If Terrell Owens brings out the Sharpie this season, he can sign a penalty flag with the football.
League officials told a group of media at Reliant Stadium Friday afternoon the NFL would begin to crack down on choreographed celebrations with fines and 15-yard unsportsmanlike conduct penalties.
Individual players dancing after touchdowns are safe under the rule, but they better not find a partner.
"They want spontaneous stuff," umpire Garth DeFelice told the media. "Players keep thinking of new and better ways to do things. They've fined them in the past, now they're going to penalize the team 15 yards."
DeFelice was on the field last season when Saints wide receiver Joe Horn pulled a cell phone from under the goal post and acted like he was making a call. Horn was fined for his actions.
Players will not be penalized for spontaneous celebrations on the field or sidelines, including leaping into the stands. The team however will be flagged if another player joins his teammate.
DeFelice and two other officials showed a video to the media and answered questions for about half an hour.
The NFL will institute several rule changes and "points of emphasis" beginning in the first week of the preseason.
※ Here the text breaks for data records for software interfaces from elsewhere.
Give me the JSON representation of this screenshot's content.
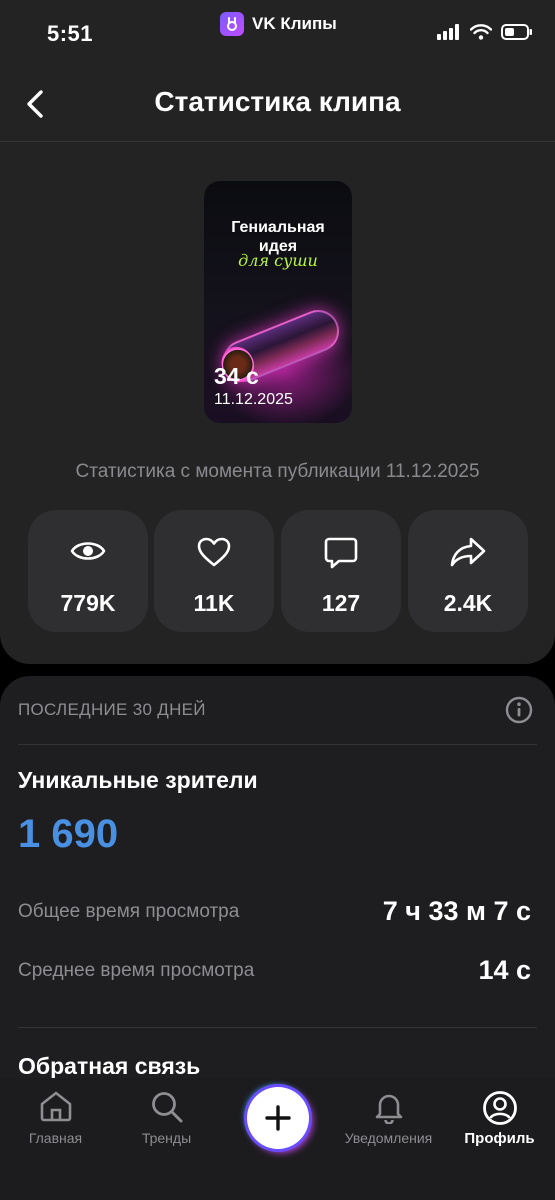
{
  "status_bar": {
    "time": "5:51",
    "app_name": "VK Клипы"
  },
  "header": {
    "title": "Статистика клипа"
  },
  "clip": {
    "headline_line1": "Гениальная",
    "headline_line2": "идея",
    "headline_script": "для суши",
    "duration": "34 с",
    "date": "11.12.2025"
  },
  "stats_caption": "Статистика с момента публикации 11.12.2025",
  "stats": [
    {
      "icon": "eye-icon",
      "value": "779K"
    },
    {
      "icon": "heart-icon",
      "value": "11K"
    },
    {
      "icon": "comment-icon",
      "value": "127"
    },
    {
      "icon": "share-icon",
      "value": "2.4K"
    }
  ],
  "period": {
    "header": "ПОСЛЕДНИЕ 30 ДНЕЙ",
    "unique_viewers_label": "Уникальные зрители",
    "unique_viewers_value": "1 690",
    "rows": [
      {
        "label": "Общее время просмотра",
        "value": "7 ч 33 м 7 с"
      },
      {
        "label": "Среднее время просмотра",
        "value": "14 с"
      }
    ],
    "feedback_title": "Обратная связь"
  },
  "tab_bar": {
    "items": [
      {
        "label": "Главная",
        "icon": "home-icon"
      },
      {
        "label": "Тренды",
        "icon": "search-icon"
      },
      {
        "label": "",
        "icon": "plus-icon"
      },
      {
        "label": "Уведомления",
        "icon": "bell-icon"
      },
      {
        "label": "Профиль",
        "icon": "profile-icon",
        "active": true
      }
    ]
  },
  "colors": {
    "accent_blue": "#4a90e2",
    "card_bg": "#232324",
    "tile_bg": "#2f2f31",
    "muted_text": "#8d8d92"
  }
}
Beginning this season defensive backs especially will be under more scrutiny. Any contact beyond the five-yards from the line of scrimmage will result in a five-yard illegal contact penalty. Jersey grabs will also be flagged, even if the quarterback is out of the pocket or if the ball is thrown to the opposite side of the field.
Defensive players are allowed to touch receivers outside beyond the line of scrimmage, but only in self-defense.
DeFelice described the action like taking a charge in basketball – a player has a right to his own space, but cannot initiate contact after the initial impact with a receiver.
Defensive holding was marked as a point of emphasis prior to last season. As a result, 31 more penalties were called than in 2002.
Rule changes in 2004 include rewarding a coach with an extra challenge if he is successful on two reviews and has a time out left. Coaches can also call timeouts from the sideline.
Last season 66 of 255 challenges were reversed.
Coaches will also have more options when it comes to taking penalty yardage.
Penalty yards from kickoffs, onside kicks and free kicks can now be added to the end of the return. Penalty yards resulting from unsportsmanlike conduct penalties on a fumble or lateral recovery can also be added to the end of the play.
In 2004, all kicks will go dead when the ball hits the ground in the end zone whether or not it is touched by a defensive player.
Coaches can also request a free kick if a safety occurs at the end of a half. The kick will be an un-timed down.
By far the most concern has arisen from the added focus on defensive backs and illegal contact, but DeFelice said players will recovery. He also said to expect plenty of calls early in the season.
"These guys are great athletes," he said. "They will adapt."